Matty was active at the Episcopal Cathedral Church of St. Mark in Salt Lake City. He loved The Book of Common Prayer and even wrote a hymn entitled “Jesus Knows.” During the 100th anniversary of the Armenian Genocide, he thought it was important for the non-Armenian community to know the story of his ancestors. He organized a memorial service at the church and felt proud of this accomplishment.
Though he did not have much formal involvement in the Armenian community, Matty felt pride in his heritage, which he shared with others. He and his younger brother Mark grew up in the Forest Hills neighborhood of Queens. For many years, he attended St. Gregory’s Summer Camp in Cape Cod, which was run by the Mekhitarist Monks. This was where he learned to read and write in Armenian.
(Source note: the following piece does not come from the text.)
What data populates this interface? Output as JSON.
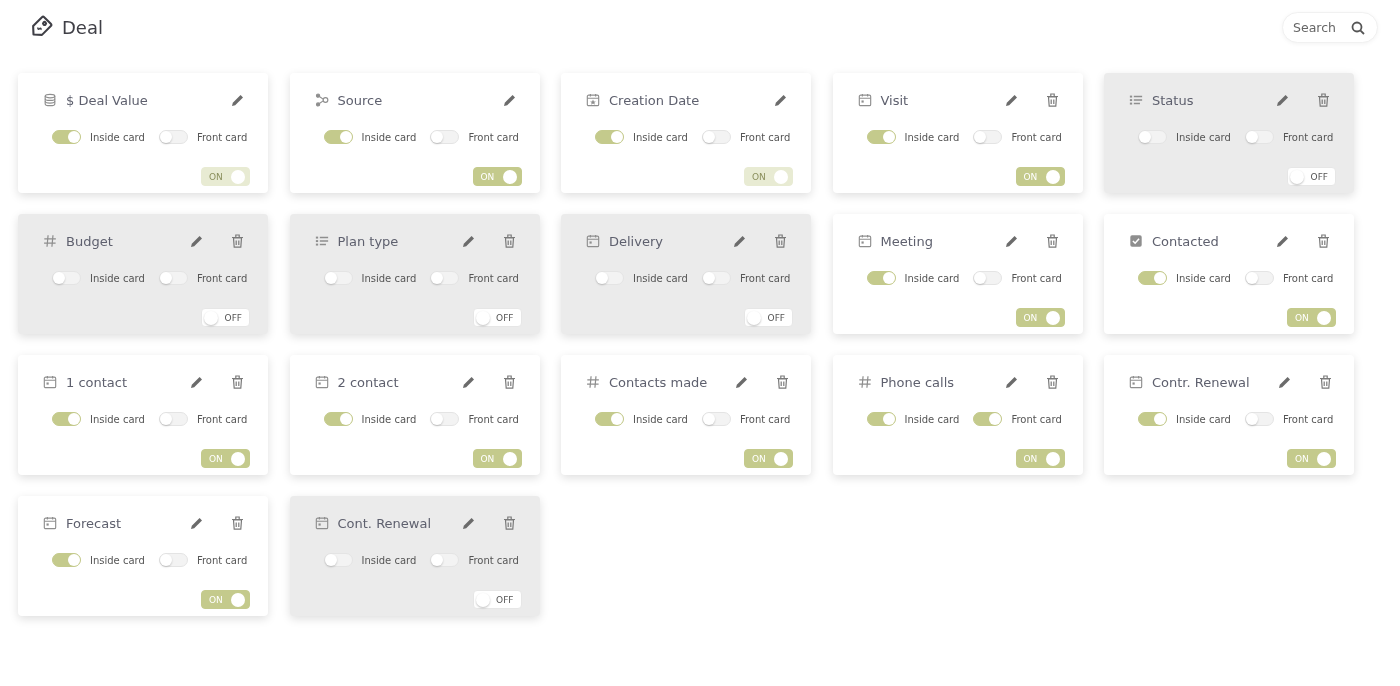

His father’s family had left Kharpert (eastern Turkey) before the Genocide, and his mother emigrated from Istanbul as a child. Mark remembers, “Matty gained from our parents many of the traits that marked his character throughout life, including intelligence, wit, musical talent, honesty, and his belief that people should be treated fairly and with dignity. We loved him and admired his achievements from the beginning to the end.”
After receiving his diagnosis, Matty asked Mark to prepare a few words in his memory. He stressed that his brother should discuss three things: his late dog, his friends and his jokes. He loved spending time with friends—making them laugh and sing with him brought him immense joy. He even had a digital file containing the hundreds of jokes he amassed over the years.
An active AGBU donor since 1993, Matty left a significant amount of his estate to the organization to establish the Matthew A. Movsesian Memorial AGBU Scholarship. The endowment will provide grants to Armenian medical students. Mark added, “In my family, we always understood AGBU to be the principal umbrella entity for Armenians around the world, so it was only natural that Matty would support it.”